Configuring a Minecraft PE Server on Amazon EC2
Over the past few months, my 8 year old son has become enamored with Minecraft. Since he mostly uses an iPad / iPod his platform of choice is Minecraft Pocket Edition. This works very well for him, but is limited in its multiplayer abilities. He recently was asking me about how he can play remote multiplayer with his cousin / friends, so I thought ‘Why not set up a Minecraft server?’.
PocketMine was the only Minecraft Pocket Edition server software that I could find who seemed reputable. Their setup is easy, and it offers a decent amount of configuration options that I was not even aware of. In addition, they host their code on Github (https://github.com/PocketMine/PocketMine-MP) which makes it easy to view the source and find out what is going on in its development. Some of the features that I found interesting in PocketMine are spawning configuration, white listing / black listing players, and setting the view distance. All the options are listed in their server.properties file.
Since I wanted the server to be available anywhere (so my son’s cousins and friends can all play at the same time) I used Amazon EC2 as the hardware platform. I was able to configure a Windows 2012 micro instance, which meant that I can run the server within Amazon’s free pricing tier until more resources are needed.
To configure PocketMine on EC2, I performed the following steps:
Launch an EC2 instance
Launch a Microsoft Windows Server 2012 R2 Base micro instance (the t2.micro is Free Tier eligible). Note the Public IP Address of the machine since this will be important later.
EC2 Security Group Configuration
During setup of the EC2 instance, select / create a security group that has the following configuration for Inbound Rules:
- Type: RDP; Protocol: TCP; Port Range: 3389; Source: 0.0.0.0/0
- Type: Custom UDP Rule; Protocol: UDP; Port Range: 19132; Source: 0.0.0.0/0
Once we have a functioning machine to work with, we can start to configure our Minecraft PE server.
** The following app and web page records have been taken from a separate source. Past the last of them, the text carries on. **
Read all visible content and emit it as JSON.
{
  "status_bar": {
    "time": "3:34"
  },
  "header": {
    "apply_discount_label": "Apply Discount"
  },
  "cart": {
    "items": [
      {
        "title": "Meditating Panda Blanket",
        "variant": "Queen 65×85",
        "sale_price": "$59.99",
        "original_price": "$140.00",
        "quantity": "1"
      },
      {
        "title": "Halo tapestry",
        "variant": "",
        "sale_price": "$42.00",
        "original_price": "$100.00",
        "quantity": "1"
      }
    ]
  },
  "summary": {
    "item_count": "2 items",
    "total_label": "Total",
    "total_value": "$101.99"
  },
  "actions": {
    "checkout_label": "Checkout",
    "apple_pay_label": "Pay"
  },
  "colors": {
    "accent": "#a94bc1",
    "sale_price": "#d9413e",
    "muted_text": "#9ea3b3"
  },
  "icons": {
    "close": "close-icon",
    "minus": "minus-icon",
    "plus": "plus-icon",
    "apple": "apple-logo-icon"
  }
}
After logging onto the machine, below are the steps to set it up.
- Launch Powershell
- Set the Powershell execution policy to unrestricted so we can run our own scripts. Set-ExecutionPolicy Unrestricted
- Install Chocolatey. iex ((new-object net.webclient).DownloadString(‘https://chocolatey.org/install.ps1'))
- Install Google Chrome so we can easily download the PocketMine Software. choco install googlechrome
- Download the PocketMine software. Launch Chrome and go to http://www.pocketmine.net/#windows-install
- Install PocketMine. Run the installer downloaded in the previous step. There is the option to configure the server during setup, or manually configure later using the server.properties file. I initially walked through the manual configuration, but now have the server.properties file to use.
- Open UDP Port (inbound) in the Windows Firewall. The default port is 19132 for Minecraft. New-NetFirewallRule -DisplayName “Allow Minecraft UDP 19132 In" -Direction Inbound –LocalPort 19132 -RemotePort 19132 -Protocol UDP -Action Allow
- Open UDP Port (outbound) in the Windows Firewall. The default port is 19132 for Minecraft. New-NetFirewallRule -DisplayName “Allow Minecraft UDP 19132 Out" -Direction Outbound –LocalPort 19132 -RemotePort 19132 -Protocol UDP -Action Allow
Once the machine is configured, you should be able to launch the PocketMine server (if it isn’t already running). This can be done by executing the start.cmd file in the PocketMine directory.
Adding the Server to Minecraft PE
Once the Minecraft server is setup and running, the last step is to add the server to the device that you want to use it on.
Instructables has instructions at http://www.instructables.com/id/How-To-Join-A-Multiplayer-Server-In-Minecraft-PE/. When entering the machine name, be sure to use the Public IP address for the EC2 instance launched earlier. This can be found in the AWS EC2 Management Console:
Once configured, you should be able to launch the world from the device and start playing!
Minecraft Server Persistence via Git
When configuring the server, I realized that there are settings / state that I want to persist after I bring the server down so that it is available next time I bring the machine back up. There are many ways (such as Dropbox, Google Drive, etc) but being a software engineer, I chose Git / GitHub as a way to make this easy for me.
- Install Git. choco install git
- Create git repo in PocketMine directory. In the base PocketMine directory: git init .
- Commit all the files. git add -A && git commit
- Create git repo on Github and add the remote. git remote add origin https://github.com/<your github user name>/<github repo name>.git
- Commit / push PocketMine directory to persist worlds / players. git push origin master
If you choose this method to persist your data, be sure to commit / push the changes to Github before you shut down the server. I also have this as a private repository just in case any personal information is added by players.